7. Layout obstructions and reconfiguration
A good amount of detailing is done by designers and engineers so that there is no clutter and enough evacuation spaces in modern research labs. Some layouts are even reconfigurable to some extent. This approach accommodates newer setups and new equipment. However, in existing labs sharp furniture corners, narrow spaces, clutter, and equipment density, might pose additional risks of injury and evacuation challenges. Layout changes could be made to mitigate such risks.
8. Hazardous user habits and behavioral discipline
As our society strives for newer solutions to existing and novel problems, a lot of pressure befall the research community. There is the pressure of time, process adherence, and data reporting on a scientist. She is always surrounded by complex materials, equipment, and systems. Each of these components of the Lab Ecosystem demands individual and collective attention. It is likely that under such circumstances, some critical precautions may be overlooked. Some common undesirable habits are bad housekeeping and clutter in the lab spaces, stuffing the storage below lab benches with all kinds of stuff including personal belongings, eating food in the lab, incorrect or not using PPEs, not keeping fume hood sash closed (or at safe working height), using ovens at wrong places, checking whether a fume hood is working by holding a strip of paper in it and neglecting the issue of smell in the lab are just a few. Thankfully, all such habits can be easily amended by proper training and involvement in the safety program. It is worth repeating that reorientation training at regular intervals goes a long way into inculcating safety culture among users.
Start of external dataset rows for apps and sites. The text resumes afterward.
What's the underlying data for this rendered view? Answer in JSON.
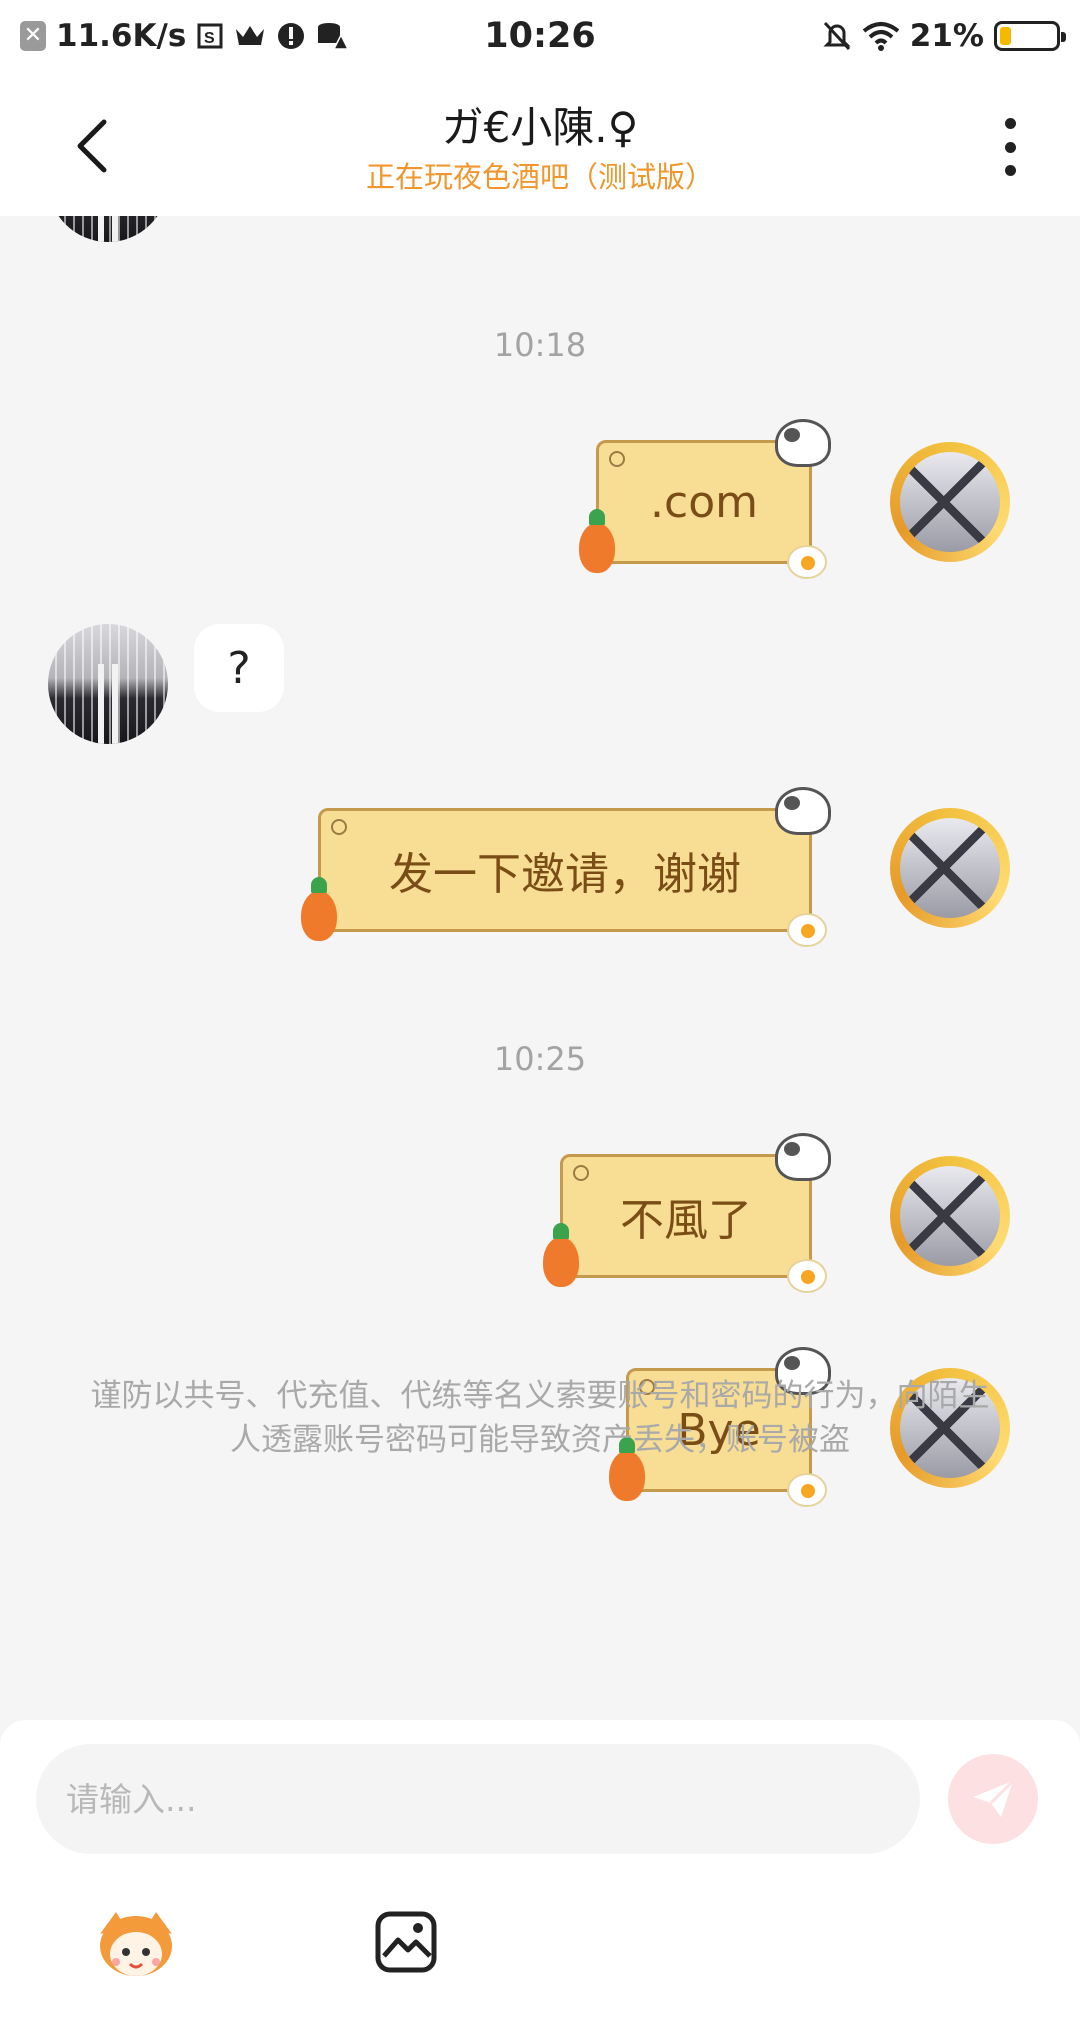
{
  "status_bar": {
    "speed": "11.6K/s",
    "time": "10:26",
    "battery": "21%",
    "battery_level": 0.21
  },
  "header": {
    "title": "ガ€小陳.♀",
    "subtitle": "正在玩夜色酒吧（测试版）"
  },
  "messages": [
    {
      "type": "time",
      "text": "10:18"
    },
    {
      "type": "me",
      "text": ".com"
    },
    {
      "type": "other",
      "text": "?"
    },
    {
      "type": "me",
      "text": "发一下邀请，谢谢"
    },
    {
      "type": "time",
      "text": "10:25"
    },
    {
      "type": "me",
      "text": "不風了"
    },
    {
      "type": "me",
      "text": "Bye"
    }
  ],
  "notice": "谨防以共号、代充值、代练等名义索要账号和密码的行为，向陌生人透露账号密码可能导致资产丢失，账号被盗",
  "input": {
    "placeholder": "请输入..."
  },
  "colors": {
    "accent": "#f0962c",
    "bubble_me": "#f7de94",
    "bubble_me_text": "#7a4d16",
    "send_bg": "#fde1e2"
  }
}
9. Holistic Approach to Safety
Scientists are the greatest asset of modern research labs. They are a precious resource not only to their organization but also to the country. The safety and well-being of scientists should therefore extend outside the labs also. Refresher courses in safe driving, Safety at home, emotional wellbeing, personal health & hygiene, Wok-Life Balance, etc. may go a long way. The good part is that scientists are always open to new ideas and ready to learn something new. They have the attitude but tools must be provided by their organization. This will lead to the building of a shared safety attitude and culture in a research organization.